The domain-search statement is optional, if you do not configure a domain search list, the default is the client’s current domain.

Router Name

After a DHCP client loads the boot image and has booted, the client sends packets to a router.

To configure routers available to the DHCP client, include the router statement:

The router statement specifies a list of IP addresses for routers on the client’s subnet. List routers in order of preference. You must configure at least one router for each client subnet.

The following example shows routers configured at the [edit system services dhcp] hierarchy level:

Example:

You can include this statement at the following hierarchy levels:

DHCP Options

You can configure one or more user-defined options that are not included in the Junos default implementation of the DHCP server. For example, if a client requests a DHCP option that is not included in the DHCP server, you can create a user-defined option that enables the server to respond to the client’s request.

Example

User-defined options that conflict with DHCP configuration statements are ignored by the server. For example, in the following configuration, the DHCP server ignores the user-defined option 3 router statement and uses the router statement instead:

You can include this statement at the following hierarchy levels:

DHCP SIP Server

You can use the sip-server statement on the EX Series switch to configure option 120 on a DHCP server. The DHCP server sends configured option values—Session Initiation Protocol (SIP) server addresses or names—to DHCP clients when they request them. Previously, you were only allowed to specify a SIP server by address using [edit system services dhcp option 120]. You specify either an IPv4 address or a fully qualified domain name to be used by SIP clients to locate a SIP server. You cannot specify both an address and name in the same statement.
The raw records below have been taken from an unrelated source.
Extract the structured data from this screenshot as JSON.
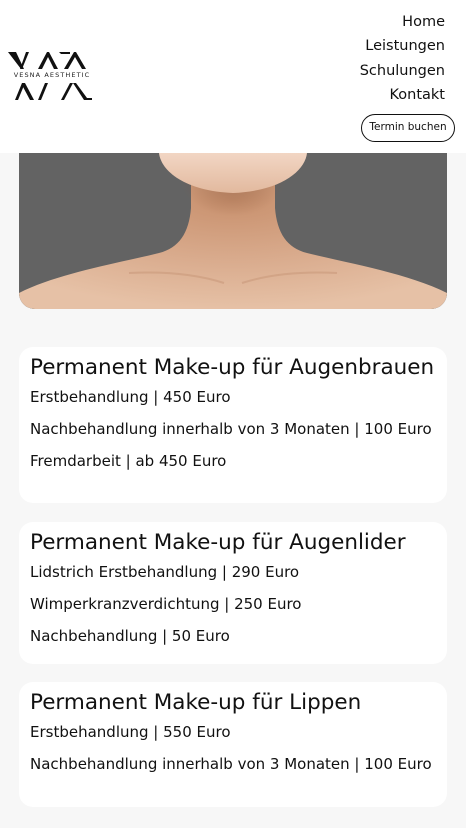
{
  "header": {
    "logo_alt": "VESNA AESTHETIC",
    "nav": [
      "Home",
      "Leistungen",
      "Schulungen",
      "Kontakt"
    ],
    "cta_label": "Termin buchen"
  },
  "hero": {
    "image_desc": "neck-and-shoulders"
  },
  "cards": [
    {
      "title": "Permanent Make-up für Augenbrauen",
      "items": [
        "Erstbehandlung | 450 Euro",
        "Nachbehandlung innerhalb von 3 Monaten | 100 Euro",
        "Fremdarbeit | ab 450 Euro"
      ]
    },
    {
      "title": "Permanent Make-up für Augenlider",
      "items": [
        "Lidstrich Erstbehandlung | 290 Euro",
        "Wimperkranzverdichtung | 250 Euro",
        "Nachbehandlung | 50 Euro"
      ]
    },
    {
      "title": "Permanent Make-up für Lippen",
      "items": [
        "Erstbehandlung | 550 Euro",
        "Nachbehandlung innerhalb von 3 Monaten | 100 Euro"
      ]
    }
  ],
  "colors": {
    "background": "#f7f7f7",
    "card": "#ffffff",
    "text": "#111111",
    "hero_bg": "#636363",
    "skin": "#d9a98c"
  }
}
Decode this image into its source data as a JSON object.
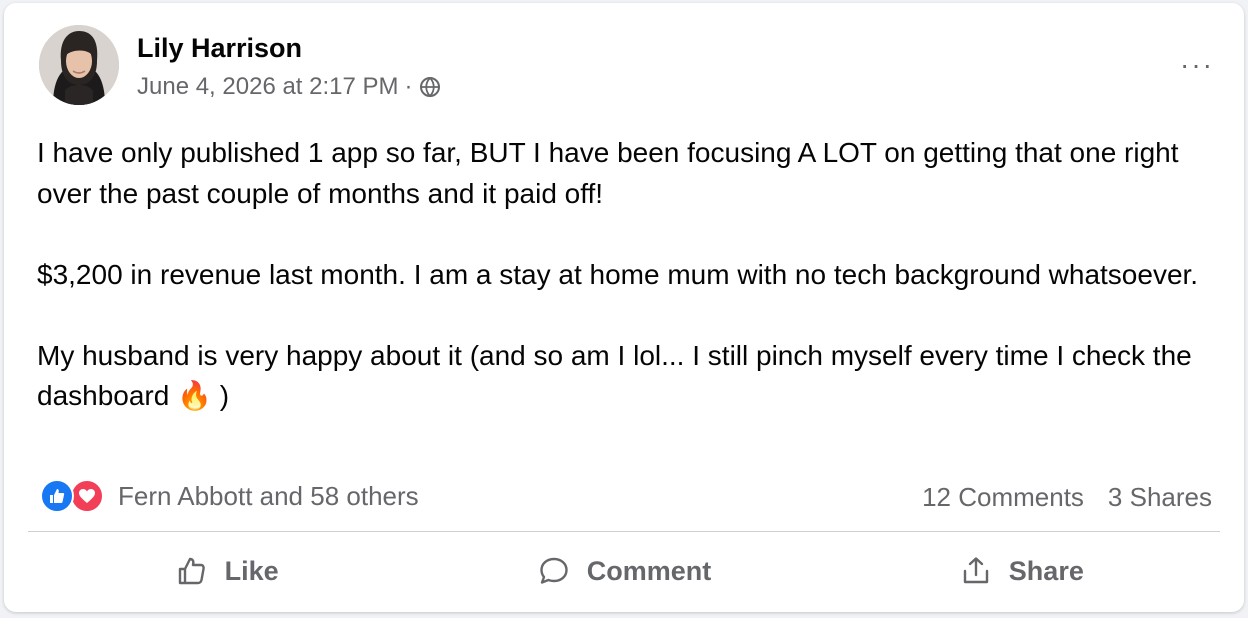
{
  "post": {
    "author": "Lily Harrison",
    "timestamp": "June 4, 2026 at 2:17 PM",
    "separator": "·",
    "privacy_icon": "globe-icon",
    "more_label": "···",
    "paragraphs": [
      "I have only published 1 app so far, BUT I have been focusing A LOT on getting that one right over the past couple of months and it paid off!",
      "$3,200 in revenue last month. I am a stay at home mum with no tech background whatsoever.",
      "My husband is very happy about it (and so am I lol... I still pinch myself every time I check the dashboard 🔥 )"
    ]
  },
  "engagement": {
    "reaction_icons": [
      "like-reaction-icon",
      "love-reaction-icon"
    ],
    "reactions_label": "Fern Abbott and 58 others",
    "comments_label": "12 Comments",
    "shares_label": "3 Shares"
  },
  "actions": {
    "like_label": "Like",
    "comment_label": "Comment",
    "share_label": "Share"
  },
  "colors": {
    "like_blue": "#1877f2",
    "love_red": "#f33e58",
    "secondary_text": "#65676b",
    "primary_text": "#050505"
  }
}
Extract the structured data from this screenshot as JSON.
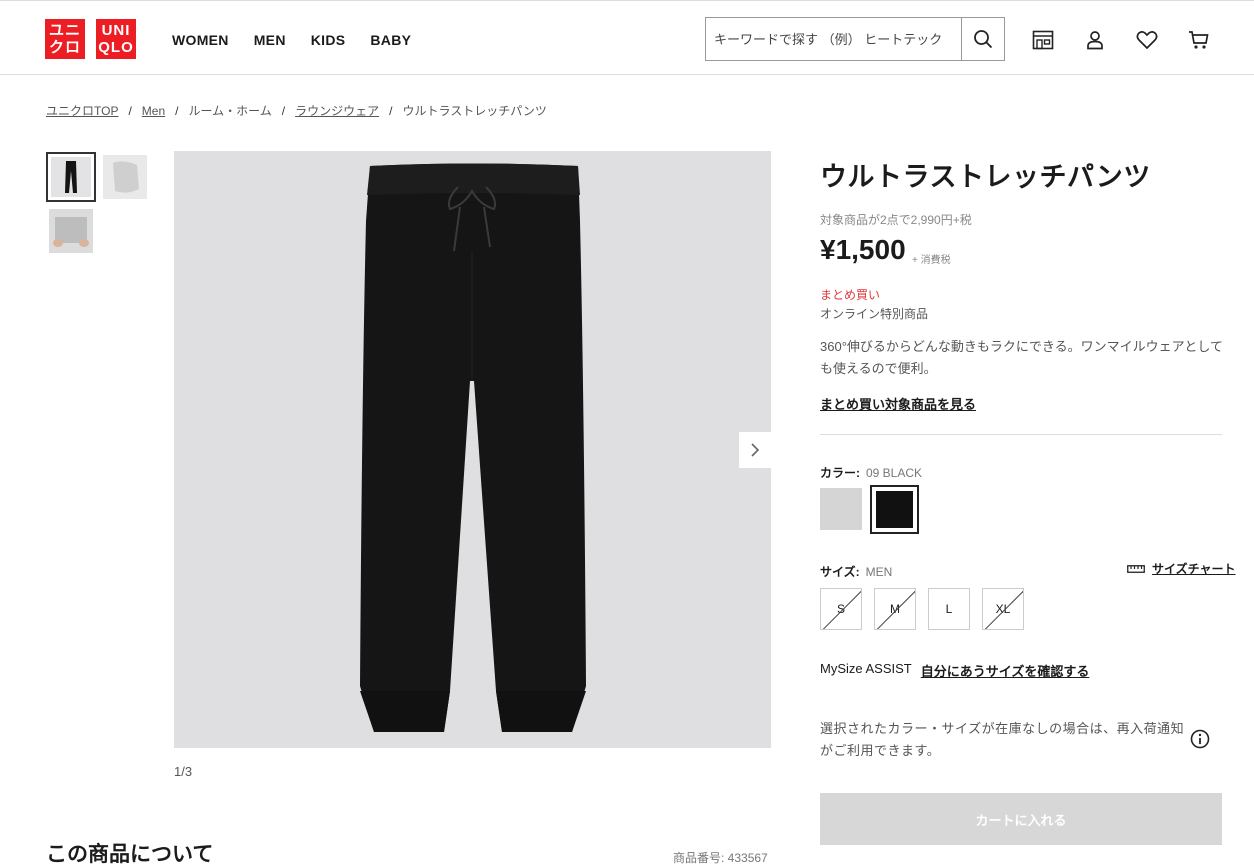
{
  "header": {
    "logo_top": "ユニクロ",
    "logo_bottom": "UNIQLO",
    "logo1_line1": "ユニ",
    "logo1_line2": "クロ",
    "logo2_line1": "UNI",
    "logo2_line2": "QLO",
    "nav": [
      "WOMEN",
      "MEN",
      "KIDS",
      "BABY"
    ],
    "search_placeholder": "キーワードで探す （例） ヒートテック",
    "icons": [
      "search-icon",
      "store-icon",
      "account-icon",
      "wishlist-heart-icon",
      "cart-icon"
    ]
  },
  "breadcrumb": [
    "ユニクロTOP",
    "Men",
    "ルーム・ホーム",
    "ラウンジウェア",
    "ウルトラストレッチパンツ"
  ],
  "gallery": {
    "pager": "1/3",
    "colors": {
      "thumb_bg": "#e3e3e6",
      "image_bg": "#dfdfe2",
      "pants": "#141414"
    }
  },
  "product": {
    "title": "ウルトラストレッチパンツ",
    "promo": "対象商品が2点で2,990円+税",
    "price": "¥1,500",
    "tax": "+ 消費税",
    "bundle_label": "まとめ買い",
    "online_label": "オンライン特別商品",
    "description": "360°伸びるからどんな動きもラクにできる。ワンマイルウェアとしても使えるので便利。",
    "bundle_link": "まとめ買い対象商品を見る",
    "color_label": "カラー:",
    "color_value": "09 BLACK",
    "swatches": [
      {
        "name": "GRAY",
        "hex": "#d5d5d5"
      },
      {
        "name": "BLACK",
        "hex": "#111111",
        "selected": true
      }
    ],
    "size_label": "サイズ:",
    "size_value": "MEN",
    "size_chart": "サイズチャート",
    "sizes": [
      {
        "label": "S",
        "available": false
      },
      {
        "label": "M",
        "available": false
      },
      {
        "label": "L",
        "available": true
      },
      {
        "label": "XL",
        "available": false
      }
    ],
    "mysize_label": "MySize ASSIST",
    "mysize_link": "自分にあうサイズを確認する",
    "restock_notice": "選択されたカラー・サイズが在庫なしの場合は、再入荷通知がご利用できます。",
    "cart_button": "カートに入れる",
    "accent_red": "#e0383e"
  },
  "about": {
    "heading": "この商品について",
    "product_no": "商品番号: 433567"
  }
}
For example, to configure one address:

To configure a SIP server using the name option:

For example, to configure a name: